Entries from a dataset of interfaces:
Content starts
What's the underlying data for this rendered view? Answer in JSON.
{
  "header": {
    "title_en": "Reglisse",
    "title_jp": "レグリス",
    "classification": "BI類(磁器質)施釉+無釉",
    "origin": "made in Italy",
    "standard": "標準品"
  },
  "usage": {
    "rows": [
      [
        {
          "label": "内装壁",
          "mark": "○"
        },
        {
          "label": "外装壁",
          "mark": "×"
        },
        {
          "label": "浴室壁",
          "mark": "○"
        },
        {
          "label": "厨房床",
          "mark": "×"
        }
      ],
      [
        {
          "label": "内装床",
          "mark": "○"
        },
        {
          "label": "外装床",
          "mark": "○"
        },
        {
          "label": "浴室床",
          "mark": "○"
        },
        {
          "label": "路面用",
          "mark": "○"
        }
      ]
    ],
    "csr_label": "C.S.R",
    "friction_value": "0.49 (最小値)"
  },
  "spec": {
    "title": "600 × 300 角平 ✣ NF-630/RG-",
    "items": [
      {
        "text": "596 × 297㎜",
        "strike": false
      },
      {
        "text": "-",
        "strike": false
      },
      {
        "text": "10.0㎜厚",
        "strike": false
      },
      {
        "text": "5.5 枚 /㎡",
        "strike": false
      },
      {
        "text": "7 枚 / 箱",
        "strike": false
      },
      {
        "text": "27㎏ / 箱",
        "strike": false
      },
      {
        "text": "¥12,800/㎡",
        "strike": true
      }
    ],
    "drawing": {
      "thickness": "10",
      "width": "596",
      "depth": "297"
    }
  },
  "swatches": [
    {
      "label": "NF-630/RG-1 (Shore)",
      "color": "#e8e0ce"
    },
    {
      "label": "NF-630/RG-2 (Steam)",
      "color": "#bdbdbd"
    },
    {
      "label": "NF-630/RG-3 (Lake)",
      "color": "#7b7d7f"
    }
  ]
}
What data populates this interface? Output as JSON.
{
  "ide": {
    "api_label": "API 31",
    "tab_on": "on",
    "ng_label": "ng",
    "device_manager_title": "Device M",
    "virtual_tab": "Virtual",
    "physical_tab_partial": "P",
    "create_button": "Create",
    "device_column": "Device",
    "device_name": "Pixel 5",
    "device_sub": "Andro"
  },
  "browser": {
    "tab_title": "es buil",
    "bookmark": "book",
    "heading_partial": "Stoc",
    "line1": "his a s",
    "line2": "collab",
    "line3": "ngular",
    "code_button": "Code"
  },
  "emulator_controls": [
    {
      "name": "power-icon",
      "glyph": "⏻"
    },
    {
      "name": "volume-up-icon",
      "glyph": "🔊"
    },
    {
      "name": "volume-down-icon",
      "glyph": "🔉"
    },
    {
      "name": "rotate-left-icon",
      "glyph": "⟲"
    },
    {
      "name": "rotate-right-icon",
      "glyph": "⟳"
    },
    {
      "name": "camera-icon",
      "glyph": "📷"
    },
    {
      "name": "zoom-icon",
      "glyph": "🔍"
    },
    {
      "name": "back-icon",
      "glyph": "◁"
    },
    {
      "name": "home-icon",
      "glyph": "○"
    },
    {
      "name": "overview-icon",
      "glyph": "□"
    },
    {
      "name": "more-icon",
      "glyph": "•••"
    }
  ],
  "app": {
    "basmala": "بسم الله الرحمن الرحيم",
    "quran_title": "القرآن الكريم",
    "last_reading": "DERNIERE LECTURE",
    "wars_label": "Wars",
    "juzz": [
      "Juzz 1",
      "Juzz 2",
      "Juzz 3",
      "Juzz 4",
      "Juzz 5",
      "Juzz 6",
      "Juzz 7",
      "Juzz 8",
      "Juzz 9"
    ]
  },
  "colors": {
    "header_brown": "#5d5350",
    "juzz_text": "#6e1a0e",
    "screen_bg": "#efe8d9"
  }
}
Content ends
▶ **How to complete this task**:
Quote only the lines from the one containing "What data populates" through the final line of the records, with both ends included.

▶ **Solution for this problem**:
What data populates this interface? Output as JSON.
{
  "ide": {
    "api_label": "API 31",
    "tab_on": "on",
    "ng_label": "ng",
    "device_manager_title": "Device M",
    "virtual_tab": "Virtual",
    "physical_tab_partial": "P",
    "create_button": "Create",
    "device_column": "Device",
    "device_name": "Pixel 5",
    "device_sub": "Andro"
  },
  "browser": {
    "tab_title": "es buil",
    "bookmark": "book",
    "heading_partial": "Stoc",
    "line1": "his a s",
    "line2": "collab",
    "line3": "ngular",
    "code_button": "Code"
  },
  "emulator_controls": [
    {
      "name": "power-icon",
      "glyph": "⏻"
    },
    {
      "name": "volume-up-icon",
      "glyph": "🔊"
    },
    {
      "name": "volume-down-icon",
      "glyph": "🔉"
    },
    {
      "name": "rotate-left-icon",
      "glyph": "⟲"
    },
    {
      "name": "rotate-right-icon",
      "glyph": "⟳"
    },
    {
      "name": "camera-icon",
      "glyph": "📷"
    },
    {
      "name": "zoom-icon",
      "glyph": "🔍"
    },
    {
      "name": "back-icon",
      "glyph": "◁"
    },
    {
      "name": "home-icon",
      "glyph": "○"
    },
    {
      "name": "overview-icon",
      "glyph": "□"
    },
    {
      "name": "more-icon",
      "glyph": "•••"
    }
  ],
  "app": {
    "basmala": "بسم الله الرحمن الرحيم",
    "quran_title": "القرآن الكريم",
    "last_reading": "DERNIERE LECTURE",
    "wars_label": "Wars",
    "juzz": [
      "Juzz 1",
      "Juzz 2",
      "Juzz 3",
      "Juzz 4",
      "Juzz 5",
      "Juzz 6",
      "Juzz 7",
      "Juzz 8",
      "Juzz 9"
    ]
  },
  "colors": {
    "header_brown": "#5d5350",
    "juzz_text": "#6e1a0e",
    "screen_bg": "#efe8d9"
  }
}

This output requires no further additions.